Here is a set of records. Copy them all exactly.

Dataset rows for apps and sites:
=== Begin Enclosure ===
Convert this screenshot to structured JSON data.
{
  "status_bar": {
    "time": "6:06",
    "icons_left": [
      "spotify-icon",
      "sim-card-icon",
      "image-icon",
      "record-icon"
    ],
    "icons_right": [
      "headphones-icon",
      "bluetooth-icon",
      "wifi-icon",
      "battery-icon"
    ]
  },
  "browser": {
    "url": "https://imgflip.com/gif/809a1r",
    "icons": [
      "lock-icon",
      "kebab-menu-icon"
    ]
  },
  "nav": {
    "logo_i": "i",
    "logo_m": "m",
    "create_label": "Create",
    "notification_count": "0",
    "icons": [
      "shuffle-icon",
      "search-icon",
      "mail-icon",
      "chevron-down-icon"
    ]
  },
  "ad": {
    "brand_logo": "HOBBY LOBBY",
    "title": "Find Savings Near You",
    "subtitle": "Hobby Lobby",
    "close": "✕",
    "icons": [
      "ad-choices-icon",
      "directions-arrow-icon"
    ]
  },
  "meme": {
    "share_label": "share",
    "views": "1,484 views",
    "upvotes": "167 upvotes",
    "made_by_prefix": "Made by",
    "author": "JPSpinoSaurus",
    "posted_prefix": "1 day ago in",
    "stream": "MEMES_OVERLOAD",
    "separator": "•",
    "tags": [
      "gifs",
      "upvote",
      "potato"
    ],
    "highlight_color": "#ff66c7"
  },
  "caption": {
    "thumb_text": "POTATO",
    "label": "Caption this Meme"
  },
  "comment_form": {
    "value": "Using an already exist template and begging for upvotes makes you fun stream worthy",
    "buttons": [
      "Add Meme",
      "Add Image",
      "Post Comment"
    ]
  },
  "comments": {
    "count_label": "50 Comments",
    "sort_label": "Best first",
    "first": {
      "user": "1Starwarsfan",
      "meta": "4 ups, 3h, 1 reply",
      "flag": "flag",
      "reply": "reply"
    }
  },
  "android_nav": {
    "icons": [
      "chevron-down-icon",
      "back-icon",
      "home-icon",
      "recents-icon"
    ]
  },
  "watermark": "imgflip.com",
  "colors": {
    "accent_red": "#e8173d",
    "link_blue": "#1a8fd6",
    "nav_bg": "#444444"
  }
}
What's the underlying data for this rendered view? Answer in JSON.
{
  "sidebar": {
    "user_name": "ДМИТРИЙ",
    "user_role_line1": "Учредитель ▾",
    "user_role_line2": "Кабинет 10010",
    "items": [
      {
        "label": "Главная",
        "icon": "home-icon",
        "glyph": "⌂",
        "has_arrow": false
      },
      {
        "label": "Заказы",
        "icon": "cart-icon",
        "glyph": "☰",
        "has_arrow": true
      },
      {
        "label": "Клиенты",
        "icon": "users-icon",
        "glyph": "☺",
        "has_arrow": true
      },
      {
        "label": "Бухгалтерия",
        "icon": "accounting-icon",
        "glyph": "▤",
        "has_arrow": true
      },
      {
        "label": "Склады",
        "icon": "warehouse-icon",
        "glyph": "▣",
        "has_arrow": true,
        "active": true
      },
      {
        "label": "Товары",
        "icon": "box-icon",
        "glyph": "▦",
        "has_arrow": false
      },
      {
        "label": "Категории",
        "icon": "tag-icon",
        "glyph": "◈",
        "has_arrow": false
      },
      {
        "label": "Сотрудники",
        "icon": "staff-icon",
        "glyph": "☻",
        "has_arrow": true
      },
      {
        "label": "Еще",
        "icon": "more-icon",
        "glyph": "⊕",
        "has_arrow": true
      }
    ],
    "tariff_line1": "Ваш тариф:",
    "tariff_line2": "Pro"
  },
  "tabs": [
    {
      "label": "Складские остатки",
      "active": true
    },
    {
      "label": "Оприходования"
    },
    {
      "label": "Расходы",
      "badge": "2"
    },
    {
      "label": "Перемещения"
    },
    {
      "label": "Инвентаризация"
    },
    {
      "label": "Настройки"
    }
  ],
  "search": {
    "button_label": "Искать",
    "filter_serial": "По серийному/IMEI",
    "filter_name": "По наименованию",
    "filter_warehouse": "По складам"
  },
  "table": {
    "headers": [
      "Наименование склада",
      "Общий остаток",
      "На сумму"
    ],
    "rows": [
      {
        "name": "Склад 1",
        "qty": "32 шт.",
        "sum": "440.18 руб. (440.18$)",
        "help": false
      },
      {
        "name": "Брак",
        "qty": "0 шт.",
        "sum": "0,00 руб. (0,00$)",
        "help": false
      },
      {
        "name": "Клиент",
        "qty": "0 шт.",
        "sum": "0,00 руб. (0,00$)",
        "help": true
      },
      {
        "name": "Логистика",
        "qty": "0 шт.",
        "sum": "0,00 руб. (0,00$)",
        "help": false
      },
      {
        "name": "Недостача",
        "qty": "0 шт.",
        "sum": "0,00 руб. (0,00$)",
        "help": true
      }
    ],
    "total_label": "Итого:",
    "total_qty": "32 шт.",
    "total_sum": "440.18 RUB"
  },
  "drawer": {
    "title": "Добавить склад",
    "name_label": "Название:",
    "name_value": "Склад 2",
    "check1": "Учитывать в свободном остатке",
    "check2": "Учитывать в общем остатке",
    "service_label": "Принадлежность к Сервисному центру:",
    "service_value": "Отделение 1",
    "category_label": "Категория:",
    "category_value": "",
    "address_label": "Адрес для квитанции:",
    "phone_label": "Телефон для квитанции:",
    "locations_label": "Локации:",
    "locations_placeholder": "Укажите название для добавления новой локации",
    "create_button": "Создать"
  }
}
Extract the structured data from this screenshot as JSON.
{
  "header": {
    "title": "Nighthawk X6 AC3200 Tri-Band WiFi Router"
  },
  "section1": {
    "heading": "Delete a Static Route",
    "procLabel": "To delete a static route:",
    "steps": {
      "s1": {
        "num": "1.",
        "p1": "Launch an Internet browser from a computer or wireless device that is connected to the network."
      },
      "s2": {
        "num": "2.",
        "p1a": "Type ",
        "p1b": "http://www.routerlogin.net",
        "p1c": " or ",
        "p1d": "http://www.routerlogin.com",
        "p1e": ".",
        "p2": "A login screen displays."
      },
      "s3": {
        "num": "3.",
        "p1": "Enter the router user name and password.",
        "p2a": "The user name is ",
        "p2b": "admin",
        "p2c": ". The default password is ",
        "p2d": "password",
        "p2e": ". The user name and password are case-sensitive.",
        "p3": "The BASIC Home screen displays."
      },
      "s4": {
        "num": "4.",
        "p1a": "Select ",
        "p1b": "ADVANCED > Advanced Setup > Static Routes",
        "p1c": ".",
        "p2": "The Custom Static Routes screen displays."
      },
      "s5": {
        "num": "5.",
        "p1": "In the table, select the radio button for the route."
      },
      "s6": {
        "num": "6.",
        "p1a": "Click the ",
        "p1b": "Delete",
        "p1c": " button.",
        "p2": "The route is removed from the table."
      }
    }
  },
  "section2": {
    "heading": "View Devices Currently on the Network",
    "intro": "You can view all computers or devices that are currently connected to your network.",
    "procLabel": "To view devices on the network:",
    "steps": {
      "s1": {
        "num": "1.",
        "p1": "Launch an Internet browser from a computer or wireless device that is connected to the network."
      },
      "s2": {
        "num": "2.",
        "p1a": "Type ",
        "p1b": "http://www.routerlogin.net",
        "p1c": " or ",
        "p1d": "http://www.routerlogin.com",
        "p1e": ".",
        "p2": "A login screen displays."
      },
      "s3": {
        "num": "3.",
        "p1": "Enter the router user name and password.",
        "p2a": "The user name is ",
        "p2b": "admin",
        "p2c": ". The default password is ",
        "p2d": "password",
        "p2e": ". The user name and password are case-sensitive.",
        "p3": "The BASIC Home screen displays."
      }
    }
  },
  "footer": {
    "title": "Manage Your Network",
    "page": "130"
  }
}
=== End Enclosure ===
Output ::
Convert this screenshot to structured JSON data.
{
  "status_bar": {
    "time": "6:06",
    "icons_left": [
      "spotify-icon",
      "sim-card-icon",
      "image-icon",
      "record-icon"
    ],
    "icons_right": [
      "headphones-icon",
      "bluetooth-icon",
      "wifi-icon",
      "battery-icon"
    ]
  },
  "browser": {
    "url": "https://imgflip.com/gif/809a1r",
    "icons": [
      "lock-icon",
      "kebab-menu-icon"
    ]
  },
  "nav": {
    "logo_i": "i",
    "logo_m": "m",
    "create_label": "Create",
    "notification_count": "0",
    "icons": [
      "shuffle-icon",
      "search-icon",
      "mail-icon",
      "chevron-down-icon"
    ]
  },
  "ad": {
    "brand_logo": "HOBBY LOBBY",
    "title": "Find Savings Near You",
    "subtitle": "Hobby Lobby",
    "close": "✕",
    "icons": [
      "ad-choices-icon",
      "directions-arrow-icon"
    ]
  },
  "meme": {
    "share_label": "share",
    "views": "1,484 views",
    "upvotes": "167 upvotes",
    "made_by_prefix": "Made by",
    "author": "JPSpinoSaurus",
    "posted_prefix": "1 day ago in",
    "stream": "MEMES_OVERLOAD",
    "separator": "•",
    "tags": [
      "gifs",
      "upvote",
      "potato"
    ],
    "highlight_color": "#ff66c7"
  },
  "caption": {
    "thumb_text": "POTATO",
    "label": "Caption this Meme"
  },
  "comment_form": {
    "value": "Using an already exist template and begging for upvotes makes you fun stream worthy",
    "buttons": [
      "Add Meme",
      "Add Image",
      "Post Comment"
    ]
  },
  "comments": {
    "count_label": "50 Comments",
    "sort_label": "Best first",
    "first": {
      "user": "1Starwarsfan",
      "meta": "4 ups, 3h, 1 reply",
      "flag": "flag",
      "reply": "reply"
    }
  },
  "android_nav": {
    "icons": [
      "chevron-down-icon",
      "back-icon",
      "home-icon",
      "recents-icon"
    ]
  },
  "watermark": "imgflip.com",
  "colors": {
    "accent_red": "#e8173d",
    "link_blue": "#1a8fd6",
    "nav_bg": "#444444"
  }
}
What's the underlying data for this rendered view? Answer in JSON.
{
  "sidebar": {
    "user_name": "ДМИТРИЙ",
    "user_role_line1": "Учредитель ▾",
    "user_role_line2": "Кабинет 10010",
    "items": [
      {
        "label": "Главная",
        "icon": "home-icon",
        "glyph": "⌂",
        "has_arrow": false
      },
      {
        "label": "Заказы",
        "icon": "cart-icon",
        "glyph": "☰",
        "has_arrow": true
      },
      {
        "label": "Клиенты",
        "icon": "users-icon",
        "glyph": "☺",
        "has_arrow": true
      },
      {
        "label": "Бухгалтерия",
        "icon": "accounting-icon",
        "glyph": "▤",
        "has_arrow": true
      },
      {
        "label": "Склады",
        "icon": "warehouse-icon",
        "glyph": "▣",
        "has_arrow": true,
        "active": true
      },
      {
        "label": "Товары",
        "icon": "box-icon",
        "glyph": "▦",
        "has_arrow": false
      },
      {
        "label": "Категории",
        "icon": "tag-icon",
        "glyph": "◈",
        "has_arrow": false
      },
      {
        "label": "Сотрудники",
        "icon": "staff-icon",
        "glyph": "☻",
        "has_arrow": true
      },
      {
        "label": "Еще",
        "icon": "more-icon",
        "glyph": "⊕",
        "has_arrow": true
      }
    ],
    "tariff_line1": "Ваш тариф:",
    "tariff_line2": "Pro"
  },
  "tabs": [
    {
      "label": "Складские остатки",
      "active": true
    },
    {
      "label": "Оприходования"
    },
    {
      "label": "Расходы",
      "badge": "2"
    },
    {
      "label": "Перемещения"
    },
    {
      "label": "Инвентаризация"
    },
    {
      "label": "Настройки"
    }
  ],
  "search": {
    "button_label": "Искать",
    "filter_serial": "По серийному/IMEI",
    "filter_name": "По наименованию",
    "filter_warehouse": "По складам"
  },
  "table": {
    "headers": [
      "Наименование склада",
      "Общий остаток",
      "На сумму"
    ],
    "rows": [
      {
        "name": "Склад 1",
        "qty": "32 шт.",
        "sum": "440.18 руб. (440.18$)",
        "help": false
      },
      {
        "name": "Брак",
        "qty": "0 шт.",
        "sum": "0,00 руб. (0,00$)",
        "help": false
      },
      {
        "name": "Клиент",
        "qty": "0 шт.",
        "sum": "0,00 руб. (0,00$)",
        "help": true
      },
      {
        "name": "Логистика",
        "qty": "0 шт.",
        "sum": "0,00 руб. (0,00$)",
        "help": false
      },
      {
        "name": "Недостача",
        "qty": "0 шт.",
        "sum": "0,00 руб. (0,00$)",
        "help": true
      }
    ],
    "total_label": "Итого:",
    "total_qty": "32 шт.",
    "total_sum": "440.18 RUB"
  },
  "drawer": {
    "title": "Добавить склад",
    "name_label": "Название:",
    "name_value": "Склад 2",
    "check1": "Учитывать в свободном остатке",
    "check2": "Учитывать в общем остатке",
    "service_label": "Принадлежность к Сервисному центру:",
    "service_value": "Отделение 1",
    "category_label": "Категория:",
    "category_value": "",
    "address_label": "Адрес для квитанции:",
    "phone_label": "Телефон для квитанции:",
    "locations_label": "Локации:",
    "locations_placeholder": "Укажите название для добавления новой локации",
    "create_button": "Создать"
  }
}
Extract the structured data from this screenshot as JSON.
{
  "header": {
    "title": "Nighthawk X6 AC3200 Tri-Band WiFi Router"
  },
  "section1": {
    "heading": "Delete a Static Route",
    "procLabel": "To delete a static route:",
    "steps": {
      "s1": {
        "num": "1.",
        "p1": "Launch an Internet browser from a computer or wireless device that is connected to the network."
      },
      "s2": {
        "num": "2.",
        "p1a": "Type ",
        "p1b": "http://www.routerlogin.net",
        "p1c": " or ",
        "p1d": "http://www.routerlogin.com",
        "p1e": ".",
        "p2": "A login screen displays."
      },
      "s3": {
        "num": "3.",
        "p1": "Enter the router user name and password.",
        "p2a": "The user name is ",
        "p2b": "admin",
        "p2c": ". The default password is ",
        "p2d": "password",
        "p2e": ". The user name and password are case-sensitive.",
        "p3": "The BASIC Home screen displays."
      },
      "s4": {
        "num": "4.",
        "p1a": "Select ",
        "p1b": "ADVANCED > Advanced Setup > Static Routes",
        "p1c": ".",
        "p2": "The Custom Static Routes screen displays."
      },
      "s5": {
        "num": "5.",
        "p1": "In the table, select the radio button for the route."
      },
      "s6": {
        "num": "6.",
        "p1a": "Click the ",
        "p1b": "Delete",
        "p1c": " button.",
        "p2": "The route is removed from the table."
      }
    }
  },
  "section2": {
    "heading": "View Devices Currently on the Network",
    "intro": "You can view all computers or devices that are currently connected to your network.",
    "procLabel": "To view devices on the network:",
    "steps": {
      "s1": {
        "num": "1.",
        "p1": "Launch an Internet browser from a computer or wireless device that is connected to the network."
      },
      "s2": {
        "num": "2.",
        "p1a": "Type ",
        "p1b": "http://www.routerlogin.net",
        "p1c": " or ",
        "p1d": "http://www.routerlogin.com",
        "p1e": ".",
        "p2": "A login screen displays."
      },
      "s3": {
        "num": "3.",
        "p1": "Enter the router user name and password.",
        "p2a": "The user name is ",
        "p2b": "admin",
        "p2c": ". The default password is ",
        "p2d": "password",
        "p2e": ". The user name and password are case-sensitive.",
        "p3": "The BASIC Home screen displays."
      }
    }
  },
  "footer": {
    "title": "Manage Your Network",
    "page": "130"
  }
}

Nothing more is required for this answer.